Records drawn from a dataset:

══════

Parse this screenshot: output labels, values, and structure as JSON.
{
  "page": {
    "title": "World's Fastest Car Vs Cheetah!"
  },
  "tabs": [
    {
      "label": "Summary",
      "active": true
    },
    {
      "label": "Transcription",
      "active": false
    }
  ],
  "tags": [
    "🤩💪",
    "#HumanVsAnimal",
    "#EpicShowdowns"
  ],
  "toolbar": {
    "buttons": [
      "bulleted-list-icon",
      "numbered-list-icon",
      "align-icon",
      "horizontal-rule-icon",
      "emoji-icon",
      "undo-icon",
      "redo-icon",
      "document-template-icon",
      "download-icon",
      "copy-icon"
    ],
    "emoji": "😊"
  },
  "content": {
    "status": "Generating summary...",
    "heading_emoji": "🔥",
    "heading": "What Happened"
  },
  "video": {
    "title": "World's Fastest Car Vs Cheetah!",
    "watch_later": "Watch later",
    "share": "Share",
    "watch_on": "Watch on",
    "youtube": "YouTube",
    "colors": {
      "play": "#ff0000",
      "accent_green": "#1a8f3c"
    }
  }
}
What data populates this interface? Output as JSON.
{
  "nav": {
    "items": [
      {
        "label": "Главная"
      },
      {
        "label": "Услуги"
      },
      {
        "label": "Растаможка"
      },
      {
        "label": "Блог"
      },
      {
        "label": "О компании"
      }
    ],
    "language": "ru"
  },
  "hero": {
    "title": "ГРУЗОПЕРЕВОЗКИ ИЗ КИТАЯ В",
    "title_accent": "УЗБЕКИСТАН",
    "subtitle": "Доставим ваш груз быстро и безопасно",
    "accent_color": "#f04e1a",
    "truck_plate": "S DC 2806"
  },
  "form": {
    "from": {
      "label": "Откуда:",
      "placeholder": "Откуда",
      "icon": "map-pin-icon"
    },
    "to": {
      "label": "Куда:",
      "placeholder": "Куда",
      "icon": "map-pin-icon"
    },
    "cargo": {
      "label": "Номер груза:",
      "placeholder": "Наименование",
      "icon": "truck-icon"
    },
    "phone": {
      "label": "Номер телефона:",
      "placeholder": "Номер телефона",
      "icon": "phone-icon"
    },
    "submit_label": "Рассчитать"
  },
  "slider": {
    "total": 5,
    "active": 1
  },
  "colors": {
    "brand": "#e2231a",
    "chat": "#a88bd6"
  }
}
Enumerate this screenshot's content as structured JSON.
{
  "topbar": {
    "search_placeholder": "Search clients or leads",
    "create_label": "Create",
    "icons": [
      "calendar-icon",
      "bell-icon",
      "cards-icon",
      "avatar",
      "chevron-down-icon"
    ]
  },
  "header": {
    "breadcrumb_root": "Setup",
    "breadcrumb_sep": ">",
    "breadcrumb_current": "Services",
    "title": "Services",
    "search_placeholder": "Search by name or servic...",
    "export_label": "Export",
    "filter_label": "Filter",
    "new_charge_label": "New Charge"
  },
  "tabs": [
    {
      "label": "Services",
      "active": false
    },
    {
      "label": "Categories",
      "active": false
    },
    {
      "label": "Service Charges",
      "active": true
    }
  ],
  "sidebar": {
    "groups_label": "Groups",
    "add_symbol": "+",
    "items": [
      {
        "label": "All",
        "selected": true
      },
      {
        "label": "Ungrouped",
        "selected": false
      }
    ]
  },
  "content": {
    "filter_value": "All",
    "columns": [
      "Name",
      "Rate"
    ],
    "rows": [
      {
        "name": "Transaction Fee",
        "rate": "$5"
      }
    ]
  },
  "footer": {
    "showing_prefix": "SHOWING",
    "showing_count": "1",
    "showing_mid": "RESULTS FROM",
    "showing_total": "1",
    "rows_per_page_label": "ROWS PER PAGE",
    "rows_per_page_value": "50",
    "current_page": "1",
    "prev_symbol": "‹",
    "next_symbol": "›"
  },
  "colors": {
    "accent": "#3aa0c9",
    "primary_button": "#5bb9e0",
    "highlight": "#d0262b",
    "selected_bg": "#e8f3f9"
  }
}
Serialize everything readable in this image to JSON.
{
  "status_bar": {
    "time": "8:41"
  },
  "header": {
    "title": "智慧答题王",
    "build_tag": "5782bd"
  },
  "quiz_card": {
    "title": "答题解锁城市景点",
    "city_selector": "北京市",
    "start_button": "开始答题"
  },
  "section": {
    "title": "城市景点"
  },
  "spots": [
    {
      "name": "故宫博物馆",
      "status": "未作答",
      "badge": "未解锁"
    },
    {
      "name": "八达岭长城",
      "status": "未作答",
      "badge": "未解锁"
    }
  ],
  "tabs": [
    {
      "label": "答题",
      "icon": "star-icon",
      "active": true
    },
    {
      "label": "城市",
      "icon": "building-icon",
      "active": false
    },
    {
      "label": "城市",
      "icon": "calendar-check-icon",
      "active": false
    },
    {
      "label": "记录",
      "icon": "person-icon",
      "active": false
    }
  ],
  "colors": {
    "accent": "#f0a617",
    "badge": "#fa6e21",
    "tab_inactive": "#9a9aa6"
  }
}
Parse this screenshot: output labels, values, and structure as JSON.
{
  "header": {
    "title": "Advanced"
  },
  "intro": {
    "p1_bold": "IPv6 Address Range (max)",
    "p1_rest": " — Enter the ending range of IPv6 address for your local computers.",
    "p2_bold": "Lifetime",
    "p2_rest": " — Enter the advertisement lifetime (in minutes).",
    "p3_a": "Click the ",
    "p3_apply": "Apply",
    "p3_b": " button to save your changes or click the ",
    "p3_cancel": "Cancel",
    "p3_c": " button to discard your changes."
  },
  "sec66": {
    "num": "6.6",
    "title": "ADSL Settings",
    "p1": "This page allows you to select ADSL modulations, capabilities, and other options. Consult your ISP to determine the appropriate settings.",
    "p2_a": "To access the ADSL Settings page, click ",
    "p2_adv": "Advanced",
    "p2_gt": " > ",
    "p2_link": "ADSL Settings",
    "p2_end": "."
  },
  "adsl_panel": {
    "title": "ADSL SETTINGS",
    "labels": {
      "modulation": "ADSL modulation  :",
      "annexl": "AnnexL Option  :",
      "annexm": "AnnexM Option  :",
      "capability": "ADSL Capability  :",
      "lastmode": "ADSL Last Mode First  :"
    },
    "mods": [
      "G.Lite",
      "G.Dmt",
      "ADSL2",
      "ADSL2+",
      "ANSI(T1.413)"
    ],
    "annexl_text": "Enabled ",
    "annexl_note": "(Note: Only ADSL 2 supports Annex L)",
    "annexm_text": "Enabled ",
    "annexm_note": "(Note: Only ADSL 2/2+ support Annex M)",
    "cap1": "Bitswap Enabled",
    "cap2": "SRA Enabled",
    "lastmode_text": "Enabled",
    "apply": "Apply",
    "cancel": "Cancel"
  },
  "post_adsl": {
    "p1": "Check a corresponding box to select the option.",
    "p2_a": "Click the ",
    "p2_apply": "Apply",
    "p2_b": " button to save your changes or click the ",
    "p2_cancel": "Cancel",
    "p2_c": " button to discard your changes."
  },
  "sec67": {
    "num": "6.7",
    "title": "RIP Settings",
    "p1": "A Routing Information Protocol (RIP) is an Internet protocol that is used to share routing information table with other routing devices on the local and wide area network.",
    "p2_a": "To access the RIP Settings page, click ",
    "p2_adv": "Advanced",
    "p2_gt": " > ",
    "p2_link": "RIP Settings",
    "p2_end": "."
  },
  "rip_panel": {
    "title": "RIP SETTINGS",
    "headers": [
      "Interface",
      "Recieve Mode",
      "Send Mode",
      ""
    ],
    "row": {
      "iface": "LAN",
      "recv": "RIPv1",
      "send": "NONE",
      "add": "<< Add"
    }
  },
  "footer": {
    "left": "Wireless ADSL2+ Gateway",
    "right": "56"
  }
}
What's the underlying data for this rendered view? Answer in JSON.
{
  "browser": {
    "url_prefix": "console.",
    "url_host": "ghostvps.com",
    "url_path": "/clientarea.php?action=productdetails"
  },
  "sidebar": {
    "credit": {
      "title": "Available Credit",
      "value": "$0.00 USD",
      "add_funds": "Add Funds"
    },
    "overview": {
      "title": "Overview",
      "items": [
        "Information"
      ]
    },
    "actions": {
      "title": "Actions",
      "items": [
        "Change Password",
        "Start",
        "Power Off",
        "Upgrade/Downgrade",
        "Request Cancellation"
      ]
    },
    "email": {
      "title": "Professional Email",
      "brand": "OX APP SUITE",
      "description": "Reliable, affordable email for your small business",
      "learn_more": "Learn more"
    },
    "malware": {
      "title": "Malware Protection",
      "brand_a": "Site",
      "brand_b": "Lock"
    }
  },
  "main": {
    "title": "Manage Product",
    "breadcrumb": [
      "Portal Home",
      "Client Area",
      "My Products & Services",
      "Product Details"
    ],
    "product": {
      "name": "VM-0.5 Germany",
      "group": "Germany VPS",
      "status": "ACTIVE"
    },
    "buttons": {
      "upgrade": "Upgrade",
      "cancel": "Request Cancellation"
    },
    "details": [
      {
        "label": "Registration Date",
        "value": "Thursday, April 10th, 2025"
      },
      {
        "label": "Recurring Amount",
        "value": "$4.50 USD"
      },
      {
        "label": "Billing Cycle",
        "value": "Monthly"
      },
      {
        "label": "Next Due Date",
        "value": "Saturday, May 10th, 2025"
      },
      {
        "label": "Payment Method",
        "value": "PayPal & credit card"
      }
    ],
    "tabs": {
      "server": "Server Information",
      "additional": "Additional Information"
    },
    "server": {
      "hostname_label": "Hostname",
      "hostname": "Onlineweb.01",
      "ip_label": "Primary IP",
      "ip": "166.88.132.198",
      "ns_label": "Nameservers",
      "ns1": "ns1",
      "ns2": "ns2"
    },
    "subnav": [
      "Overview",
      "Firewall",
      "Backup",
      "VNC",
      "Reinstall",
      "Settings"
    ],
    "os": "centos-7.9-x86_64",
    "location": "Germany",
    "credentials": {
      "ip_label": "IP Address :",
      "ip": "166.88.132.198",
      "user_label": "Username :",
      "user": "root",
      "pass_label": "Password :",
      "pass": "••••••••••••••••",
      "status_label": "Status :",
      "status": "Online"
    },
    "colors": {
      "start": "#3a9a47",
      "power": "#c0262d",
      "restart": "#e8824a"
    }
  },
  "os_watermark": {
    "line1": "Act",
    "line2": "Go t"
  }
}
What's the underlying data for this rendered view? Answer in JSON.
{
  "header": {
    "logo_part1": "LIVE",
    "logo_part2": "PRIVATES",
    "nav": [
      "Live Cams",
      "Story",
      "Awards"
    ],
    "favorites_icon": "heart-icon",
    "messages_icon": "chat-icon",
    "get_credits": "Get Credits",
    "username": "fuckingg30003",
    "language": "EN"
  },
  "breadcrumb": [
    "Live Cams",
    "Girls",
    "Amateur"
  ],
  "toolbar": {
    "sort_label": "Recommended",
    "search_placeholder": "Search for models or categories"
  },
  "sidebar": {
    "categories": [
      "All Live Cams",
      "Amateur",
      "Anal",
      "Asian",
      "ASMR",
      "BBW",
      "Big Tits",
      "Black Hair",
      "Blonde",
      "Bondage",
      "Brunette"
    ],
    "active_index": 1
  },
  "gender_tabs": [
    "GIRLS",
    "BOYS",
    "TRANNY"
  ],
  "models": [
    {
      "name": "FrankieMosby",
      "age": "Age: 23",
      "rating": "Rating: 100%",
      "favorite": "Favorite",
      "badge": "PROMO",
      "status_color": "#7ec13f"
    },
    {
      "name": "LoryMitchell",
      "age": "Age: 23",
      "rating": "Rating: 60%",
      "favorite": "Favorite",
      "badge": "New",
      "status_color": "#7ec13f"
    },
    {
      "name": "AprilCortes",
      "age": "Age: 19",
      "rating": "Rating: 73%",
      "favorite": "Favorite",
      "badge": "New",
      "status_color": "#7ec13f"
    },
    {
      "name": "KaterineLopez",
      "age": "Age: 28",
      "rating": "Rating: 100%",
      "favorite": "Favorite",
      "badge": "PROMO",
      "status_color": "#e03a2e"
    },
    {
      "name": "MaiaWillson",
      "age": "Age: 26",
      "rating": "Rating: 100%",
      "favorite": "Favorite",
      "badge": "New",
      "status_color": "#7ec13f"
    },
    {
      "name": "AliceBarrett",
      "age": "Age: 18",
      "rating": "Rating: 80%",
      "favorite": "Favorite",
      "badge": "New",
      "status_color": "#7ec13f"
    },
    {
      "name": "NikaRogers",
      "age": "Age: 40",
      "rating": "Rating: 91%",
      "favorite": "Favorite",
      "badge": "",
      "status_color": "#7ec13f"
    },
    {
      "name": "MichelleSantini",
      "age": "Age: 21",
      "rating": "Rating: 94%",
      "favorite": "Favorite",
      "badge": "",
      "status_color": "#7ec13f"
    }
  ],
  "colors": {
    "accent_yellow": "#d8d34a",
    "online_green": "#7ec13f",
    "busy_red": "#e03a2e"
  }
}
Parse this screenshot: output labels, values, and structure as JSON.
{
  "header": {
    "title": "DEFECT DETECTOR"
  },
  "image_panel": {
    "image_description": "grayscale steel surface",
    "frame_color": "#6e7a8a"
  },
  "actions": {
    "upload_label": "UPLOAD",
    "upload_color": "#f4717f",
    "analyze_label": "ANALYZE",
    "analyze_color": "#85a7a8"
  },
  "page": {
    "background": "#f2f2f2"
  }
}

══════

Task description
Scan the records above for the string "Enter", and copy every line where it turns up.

Expected output
    "p1_rest": " — Enter the ending range of IPv6 address for your local computers.",
    "p2_rest": " — Enter the advertisement lifetime (in minutes).",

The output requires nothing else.